How To Help Ease Your Child's Anxiety When They're Heading Back To School
Guest Blog by Janice Killey
Going to an unknown place for the first time can be anxiety inducing experience. The fear of the unknown and the mysterious keeps us on our toes; anticipating, disturbed, worrying.
The same applies for heading back to school whether as a preschooler or a regular student. There are just too many variables involved – new teachers, new classmates, new classrooms – and that’s bound to make anyone anxious!
Some kids find this change exciting while others feel heading back to school a daunting task leading to anxiety. Both these feelings are perfectly normal. But if your child is feeling anxious, you can help them recognize their anxiety as well as how to deal with it. Let’s get started.
Signs of Anxiety to Look For in Your Child
If your child is heading back to school or joining school then these are some of the symptoms of anxiety to look for.
- Disturbance in sleep pattern
- Feeling anxious when thinking about going to school
- Clingy behavior and separation anxiety in first timers (Pre-schoolers)
- Anxious behavior like nail biting or any other unusual behavior
- Complaining about stomach pains
- Acting irritable, throwing tantrums and/or crying excessively or without reason.
Here are few tips that can enable you to help your child transition successfully and deal with back to school anxiety:
1. Recognize The Issue
Anxiety and being nervous is normal for kids who are heading back to school. But dealing with a sudden change can be hard for your child. In that case, the first step towards helping them is to recognize that their worry is real and demands your attention.
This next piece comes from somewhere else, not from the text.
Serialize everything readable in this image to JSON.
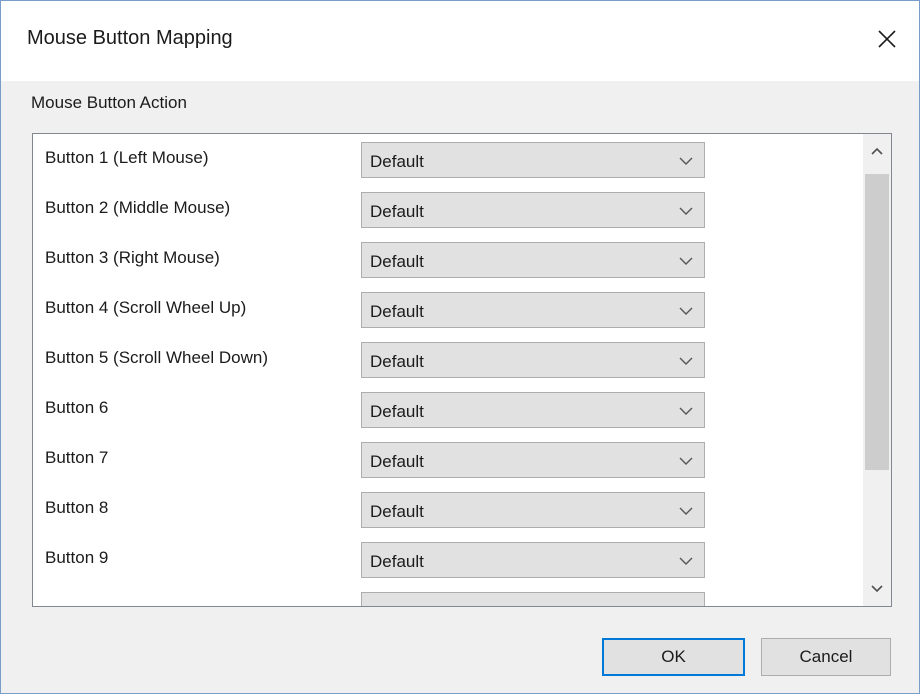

If you recognize symptoms of anxiety in your child like acting out or being nervous, talk to them about it. Discuss with them what “anxiety” is and why they might be experiencing it. Realizing that what they’re feeling, whether anxious or worried, is very normal. Remind them that anxiety is just one of the many emotions a person feels every day and the feeling is just short-term. When the child knows that what they’re feeling is not only normal but also expected, they won’t be as nervous anymore.
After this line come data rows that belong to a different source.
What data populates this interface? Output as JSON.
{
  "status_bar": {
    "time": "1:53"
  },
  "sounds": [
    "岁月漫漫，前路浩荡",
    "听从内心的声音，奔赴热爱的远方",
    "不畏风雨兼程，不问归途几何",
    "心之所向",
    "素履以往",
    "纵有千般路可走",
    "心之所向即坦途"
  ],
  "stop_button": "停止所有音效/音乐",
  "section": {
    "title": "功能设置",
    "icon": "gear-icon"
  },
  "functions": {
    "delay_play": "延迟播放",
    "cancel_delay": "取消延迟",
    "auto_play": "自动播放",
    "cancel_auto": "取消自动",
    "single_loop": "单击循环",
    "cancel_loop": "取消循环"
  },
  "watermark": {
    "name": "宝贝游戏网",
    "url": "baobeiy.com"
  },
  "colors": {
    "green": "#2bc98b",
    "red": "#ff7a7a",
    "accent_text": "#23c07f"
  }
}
2. Acknowledge Their Worries
As soon as you recognize the emotion, have a conversation with your child about why they’re feeling anxious. Perhaps it’s the fear of meeting new class mates, increased workload or something else such as bullying. When they do share their concerns with you, listen to them and acknowledge their worries instead of dismissing them as something normal or common. Their worries are going to seem trivial to you but for them, they are all consuming and important.
Acknowledging their feelings will help your child feel more secure and also give them the confidence to cope with the anxiety.
3. Help Them Manage Their Anxiety
Feelings of anxiety activate the fight or flight response in a person in reaction to a present or anticipated threat. Symptoms of anxiety include:
- Increased heartbeat
- An upset stomach
- Shallow breathing and tightness in the chest
- Sweaty palms
To help your child manage their anxiety better, they need to understand that feeling nervous and anxious is a normal response and they can easily cope with it. Anxiety is more of a physiological reaction than a psychological one. To help your child:
- Educate them about anxiety and teach them how slowing down the fight and flight reaction will help alleviate the symptoms of anxiety.
- Teach them stress reducing exercises like “deep breathing” and “counting backward from 10.”
- Practice with them how to do the deep breathing exercise until it becomes a habit.
- Discuss possibilities and situation where they are prone to feeling anxious like taking a big test or introducing themselves in front of a new class. Help them practice for that situation. Preparing and practicing will help them feel less anxious.
Sometimes the anxiety is caused by real events they have already experienced before and fear it might happen again. Other times, their anxiety might be based on a scenario that is unlikely to happen. Whichever the case, help your child by talking to them. Figure out the reasons and causes, and then help them in strategizing a plan of action.
4. Seeking Outside Help
With a little help from you and practicing, your child should be ready to take on their fears and face what they fear head on. But, in case your child is still anxious and nervous then consider extra support from a school counselor or even a therapist.
Perhaps their problem is not as small as you deem and some professional guidance can help them once and for all. If that’s the case then let someone at the school know – the school psychologist or someone in charge. This will help the child feel more at ease and alleviate their fear.
Feeling anxious and nervous on the first day of school is entirely normal and expected behavior. Have a chat with your child about worries and talk to them about how they can manage their anxiety. Acknowledge the problem without making a big deal out of it will allow them to enjoy their first day back to school.
Janice has a wealth of experience and training. She holds a Diploma of Education, Bachelor of Arts (Psychology), Master of Arts (Counselling), Diploma of Clinical Hypnotherapy (ASH) and is a Registered Psychologist at Psychologists Southern Sydney. She’s also a member of the Australian Psychological Society.